[Component data from apps and pages]:
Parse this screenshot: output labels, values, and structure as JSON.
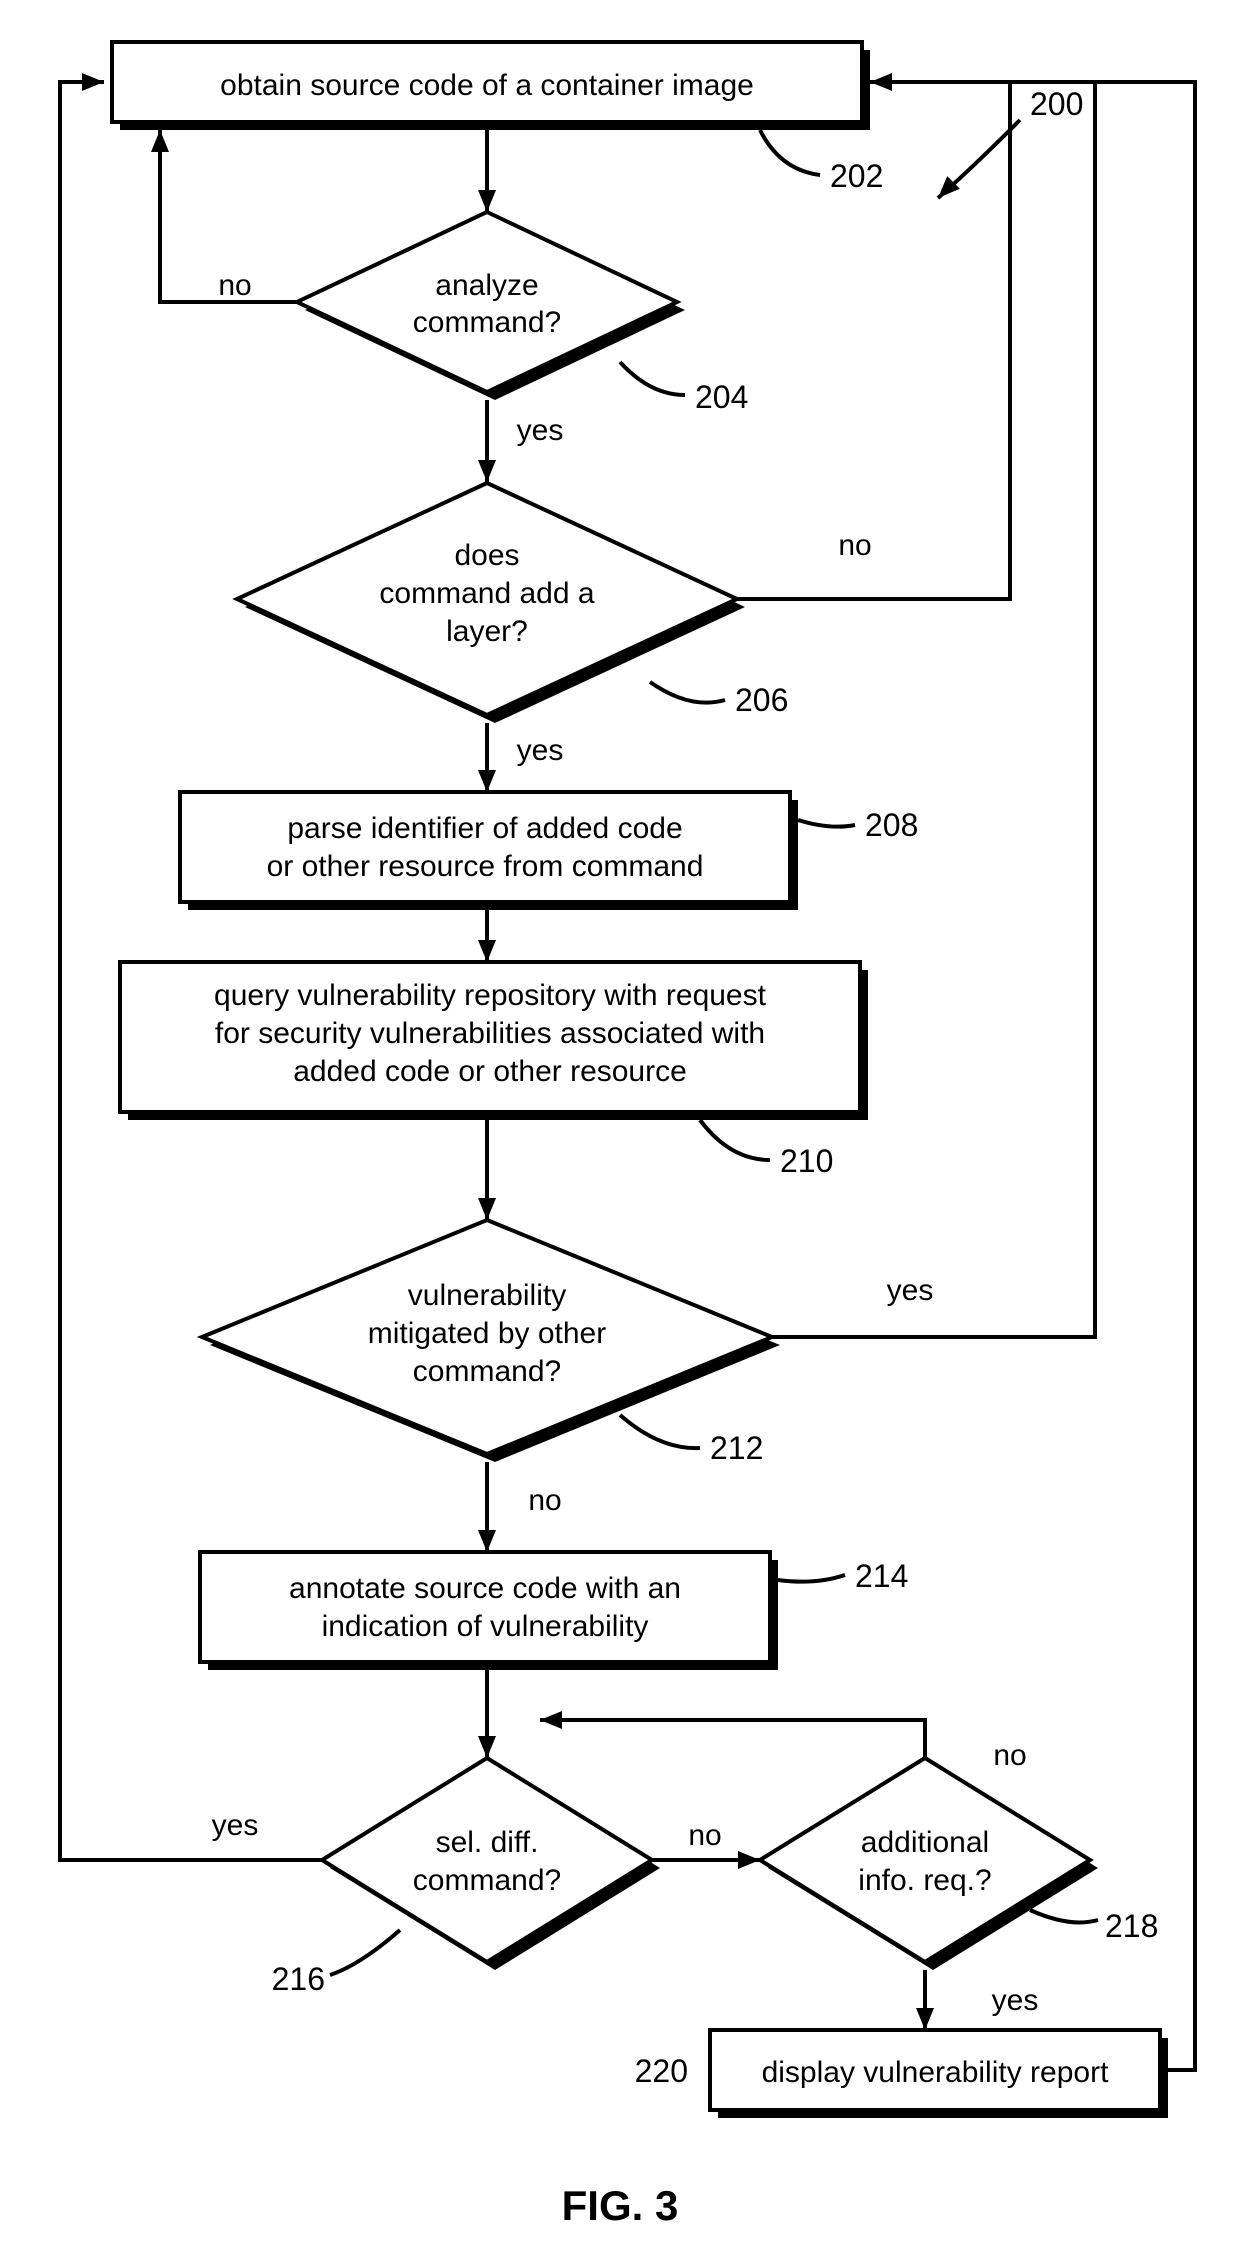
{
  "figure": "FIG. 3",
  "refs": {
    "r200": "200",
    "r202": "202",
    "r204": "204",
    "r206": "206",
    "r208": "208",
    "r210": "210",
    "r212": "212",
    "r214": "214",
    "r216": "216",
    "r218": "218",
    "r220": "220"
  },
  "nodes": {
    "n202": "obtain source code of a container image",
    "n204_l1": "analyze",
    "n204_l2": "command?",
    "n206_l1": "does",
    "n206_l2": "command add a",
    "n206_l3": "layer?",
    "n208_l1": "parse identifier of added code",
    "n208_l2": "or other resource from command",
    "n210_l1": "query vulnerability repository with request",
    "n210_l2": "for security vulnerabilities associated with",
    "n210_l3": "added code or other resource",
    "n212_l1": "vulnerability",
    "n212_l2": "mitigated by other",
    "n212_l3": "command?",
    "n214_l1": "annotate source code with an",
    "n214_l2": "indication of vulnerability",
    "n216_l1": "sel. diff.",
    "n216_l2": "command?",
    "n218_l1": "additional",
    "n218_l2": "info. req.?",
    "n220": "display vulnerability report"
  },
  "labels": {
    "yes": "yes",
    "no": "no"
  }
}
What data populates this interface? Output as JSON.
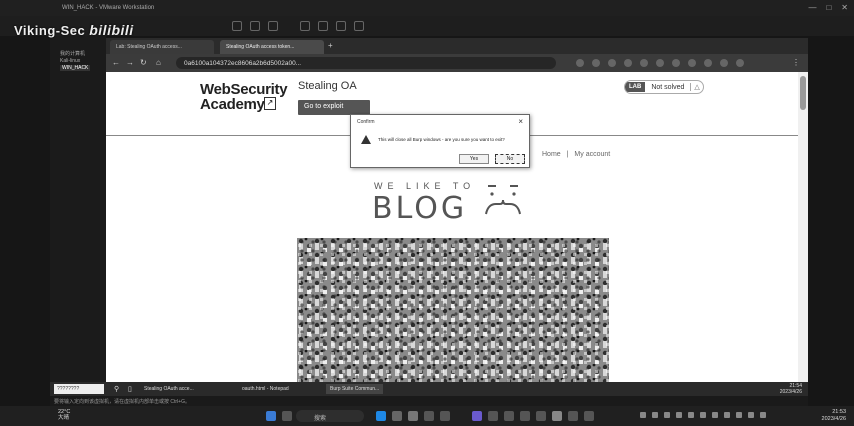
{
  "watermark": {
    "channel": "Viking-Sec",
    "brand": "bilibili"
  },
  "host_window": {
    "title": "WIN_HACK - VMware Workstation"
  },
  "vm_sidebar": {
    "items": [
      "我的计算机",
      "Kali-linux",
      "WIN_HACK"
    ],
    "selected": "WIN_HACK"
  },
  "browser": {
    "tabs": [
      {
        "label": "Lab: Stealing OAuth access...",
        "active": false
      },
      {
        "label": "Stealing OAuth access token...",
        "active": true
      }
    ],
    "address": "0a6100a104372ec8606a2b6d5002a00..."
  },
  "lab_header": {
    "logo_line1": "WebSecurity",
    "logo_line2": "Academy",
    "title": "Stealing OA",
    "exploit_button": "Go to exploit",
    "status_badge": "LAB",
    "status": "Not solved"
  },
  "page_nav": {
    "home": "Home",
    "separator": "|",
    "account": "My account"
  },
  "blog": {
    "subtitle": "WE LIKE TO",
    "title": "BLOG"
  },
  "dialog": {
    "title": "Confirm",
    "message": "This will close all Burp windows - are you sure you want to exit?",
    "yes": "Yes",
    "no": "No"
  },
  "guest_taskbar": {
    "search": "????????",
    "tasks": [
      {
        "label": "Stealing OAuth acce...",
        "active": false
      },
      {
        "label": "oauth.html - Notepad",
        "active": false
      },
      {
        "label": "Burp Suite Commun...",
        "active": true
      }
    ],
    "time": "21:54",
    "date": "2023/4/26"
  },
  "vm_status": "要将输入定向到该虚拟机，请在虚拟机内部单击或按 Ctrl+G。",
  "host_taskbar": {
    "temperature": "22°C",
    "weather": "大晴",
    "search": "搜索",
    "time": "21:53",
    "date": "2023/4/26"
  },
  "colors": {
    "accent": "#555555",
    "page_bg": "#ffffff",
    "chrome_dark": "#202020"
  }
}
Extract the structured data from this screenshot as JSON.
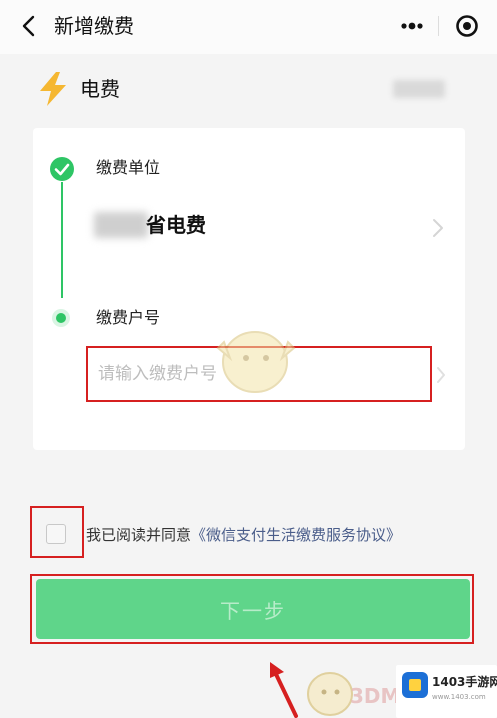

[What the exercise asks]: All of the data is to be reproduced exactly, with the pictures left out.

[Completed exercise]:
Parse this screenshot: output labels, values, and structure as JSON.
{
  "figure": "FIG. 3",
  "refs": {
    "r200": "200",
    "r202": "202",
    "r204": "204",
    "r206": "206",
    "r208": "208",
    "r210": "210",
    "r212": "212",
    "r214": "214",
    "r216": "216",
    "r218": "218",
    "r220": "220"
  },
  "nodes": {
    "n202": "obtain source code of a container image",
    "n204_l1": "analyze",
    "n204_l2": "command?",
    "n206_l1": "does",
    "n206_l2": "command add a",
    "n206_l3": "layer?",
    "n208_l1": "parse identifier of added code",
    "n208_l2": "or other resource from command",
    "n210_l1": "query vulnerability repository with request",
    "n210_l2": "for security vulnerabilities associated with",
    "n210_l3": "added code or other resource",
    "n212_l1": "vulnerability",
    "n212_l2": "mitigated by other",
    "n212_l3": "command?",
    "n214_l1": "annotate source code with an",
    "n214_l2": "indication of vulnerability",
    "n216_l1": "sel. diff.",
    "n216_l2": "command?",
    "n218_l1": "additional",
    "n218_l2": "info. req.?",
    "n220": "display vulnerability report"
  },
  "labels": {
    "yes": "yes",
    "no": "no"
  }
}
What data populates this interface? Output as JSON.
{
  "watermark": {
    "channel": "Viking-Sec",
    "brand": "bilibili"
  },
  "host_window": {
    "title": "WIN_HACK - VMware Workstation"
  },
  "vm_sidebar": {
    "items": [
      "我的计算机",
      "Kali-linux",
      "WIN_HACK"
    ],
    "selected": "WIN_HACK"
  },
  "browser": {
    "tabs": [
      {
        "label": "Lab: Stealing OAuth access...",
        "active": false
      },
      {
        "label": "Stealing OAuth access token...",
        "active": true
      }
    ],
    "address": "0a6100a104372ec8606a2b6d5002a00..."
  },
  "lab_header": {
    "logo_line1": "WebSecurity",
    "logo_line2": "Academy",
    "title": "Stealing OA",
    "exploit_button": "Go to exploit",
    "status_badge": "LAB",
    "status": "Not solved"
  },
  "page_nav": {
    "home": "Home",
    "separator": "|",
    "account": "My account"
  },
  "blog": {
    "subtitle": "WE LIKE TO",
    "title": "BLOG"
  },
  "dialog": {
    "title": "Confirm",
    "message": "This will close all Burp windows - are you sure you want to exit?",
    "yes": "Yes",
    "no": "No"
  },
  "guest_taskbar": {
    "search": "????????",
    "tasks": [
      {
        "label": "Stealing OAuth acce...",
        "active": false
      },
      {
        "label": "oauth.html - Notepad",
        "active": false
      },
      {
        "label": "Burp Suite Commun...",
        "active": true
      }
    ],
    "time": "21:54",
    "date": "2023/4/26"
  },
  "vm_status": "要将输入定向到该虚拟机，请在虚拟机内部单击或按 Ctrl+G。",
  "host_taskbar": {
    "temperature": "22°C",
    "weather": "大晴",
    "search": "搜索",
    "time": "21:53",
    "date": "2023/4/26"
  },
  "colors": {
    "accent": "#555555",
    "page_bg": "#ffffff",
    "chrome_dark": "#202020"
  }
}
Extract the structured data from this screenshot as JSON.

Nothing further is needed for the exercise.